bkengland on November 2, 2006 at 3:31 pm

A web site run by supporters of the Save the Park Theater citizens group is available at Among other information, a press release dated 9/21/2006 from the group’s organizer has just been added to the site.

Bway on August 21, 2006 at 7:15 am

What a shame that that beautiful marquee was ruined. thankfully, according to Lost’s article, the current owner will restore the fasade.

Life's Too Short
Life's Too Short on April 28, 2006 at 12:40 pm

That is an unfortunate photograph.

CSWalczak on April 28, 2006 at 8:29 am

Recent photo at this website:
View link

PatPetitclerc on February 16, 2003 at 12:06 pm

The park theatre was originally part of Westside valley theatres and was sold in 1980 to Renaissance-Rialto theatres in San Francisco. I was employed here in 1982-83

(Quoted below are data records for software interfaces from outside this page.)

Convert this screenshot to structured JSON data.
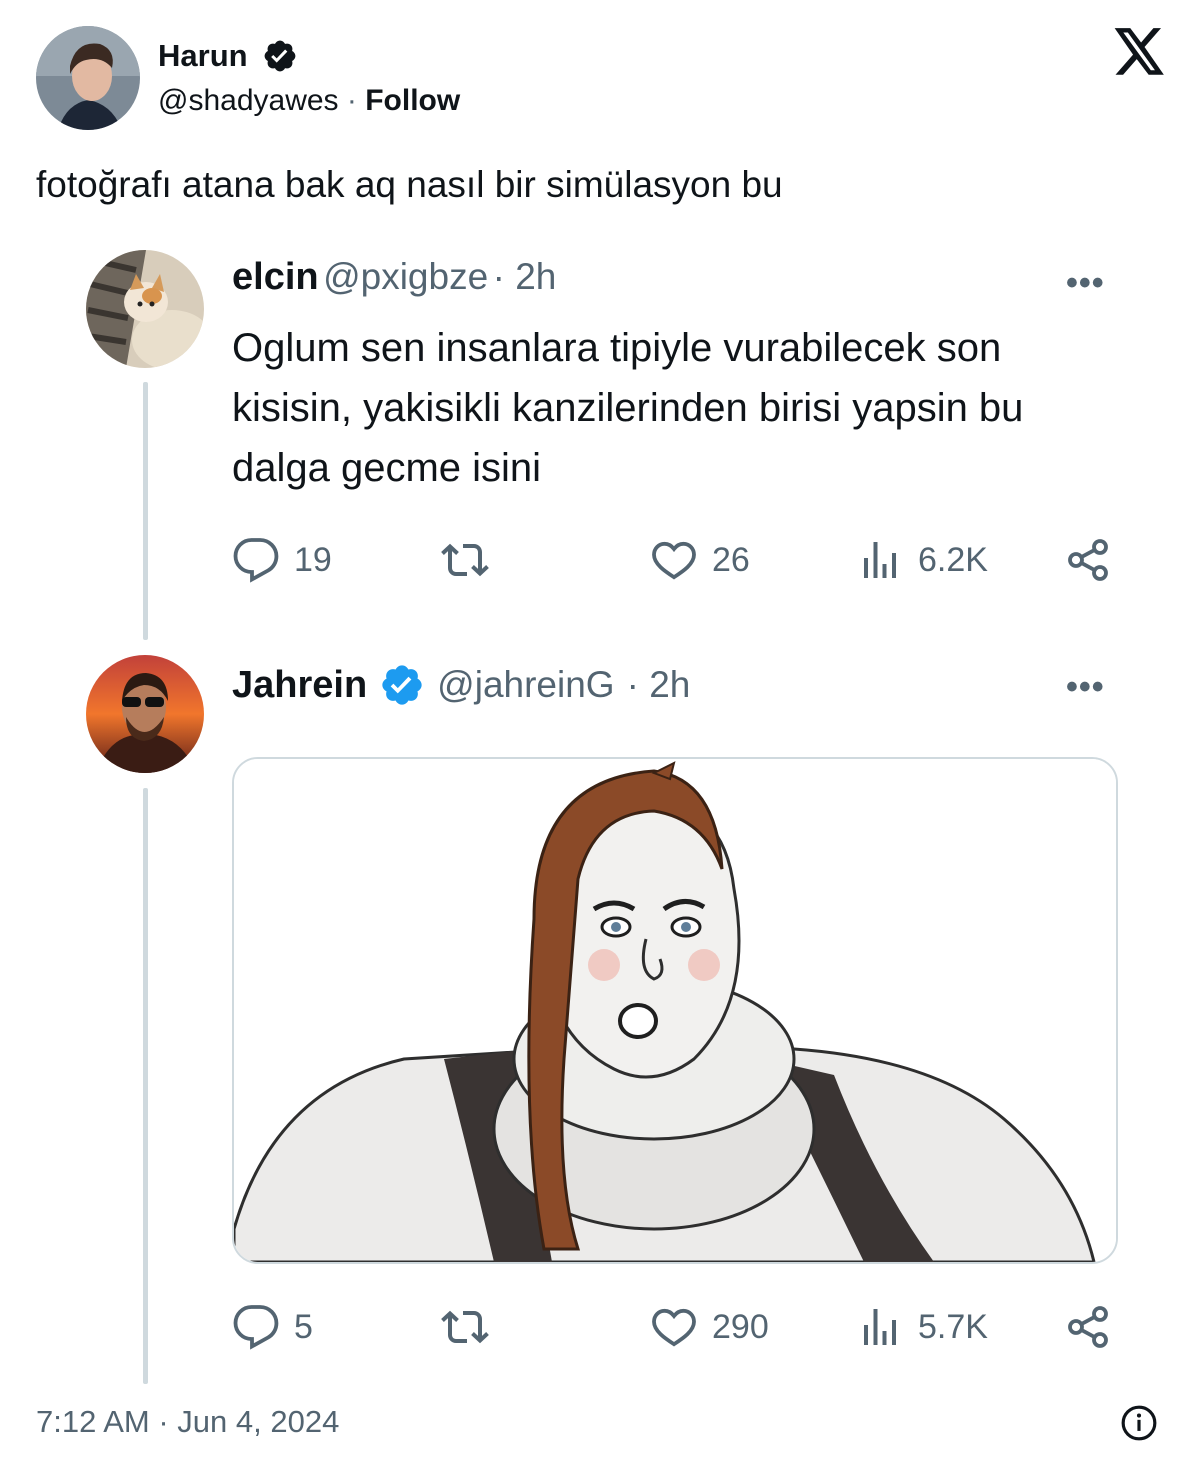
{
  "author": {
    "name": "Harun",
    "handle": "@shadyawes",
    "separator": "·",
    "follow_label": "Follow",
    "icon": "verified-badge-icon"
  },
  "platform_logo": "x-logo-icon",
  "tweet": {
    "text": "fotoğrafı atana bak aq nasıl bir simülasyon bu",
    "timestamp": "7:12 AM · Jun 4, 2024"
  },
  "thread": [
    {
      "name": "elcin",
      "handle": "@pxigbze",
      "time": "· 2h",
      "more": "•••",
      "body": "Oglum sen insanlara tipiyle vurabilecek son kisisin, yakisikli kanzilerinden birisi yapsin bu dalga gecme isini",
      "replies": "19",
      "likes": "26",
      "views": "6.2K"
    },
    {
      "name": "Jahrein",
      "handle": "@jahreinG",
      "time": "· 2h",
      "more": "•••",
      "verified_color": "#1d9bf0",
      "replies": "5",
      "likes": "290",
      "views": "5.7K"
    }
  ],
  "colors": {
    "text": "#0f1419",
    "secondary": "#536471",
    "border": "#cfd9de",
    "verified": "#1d9bf0"
  }
}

Donald John Long
Donald John Long on January 19, 2003 at 8:43 pm

One of the finest theaters on the San Francisco peninsula, The Park Theatre in Menlo Park was a jewel of an Art Deco palace that has survived changing times, thankfully almost unscathed, until August 2002 when the Landmark Theater chain lost its lease with the owner. Now it is closed and boarded up, a forlorn reminder of better days in the past. One fond memory I have is going with a family group to the Park cinema in 1989 to see Disney’s “Little Mermaid”. It was a delightful ambience to enjoy a classic Disney animated feature in an Art Deco palace like this. The future of the Park Theater is now very uncertain.

Donald John Long
Donald John Long on December 20, 2002 at 9:48 pm

Preservation Alert! Endangered Species! This classic cinema treasure movie theater is in danger of being demolished or drastically remodeled, after being vandalized recently (See full story in Dec. 2002 Cinema Treasures News and Preservation Alert). If there is anything you can do to help save and restore this wonderful old picture palace, please let us know!

Donald John Long
Donald John Long on November 25, 2002 at 1:19 am

Today, November 24, 2002, I drove by this theater and it was closed and boarded up. Sadly and unfortunately also, the neon had been stripped off the marquee and the “PARK” letters had been removed from the marquee tower. I will do some investigation to determine its further status on the endangered theaters list.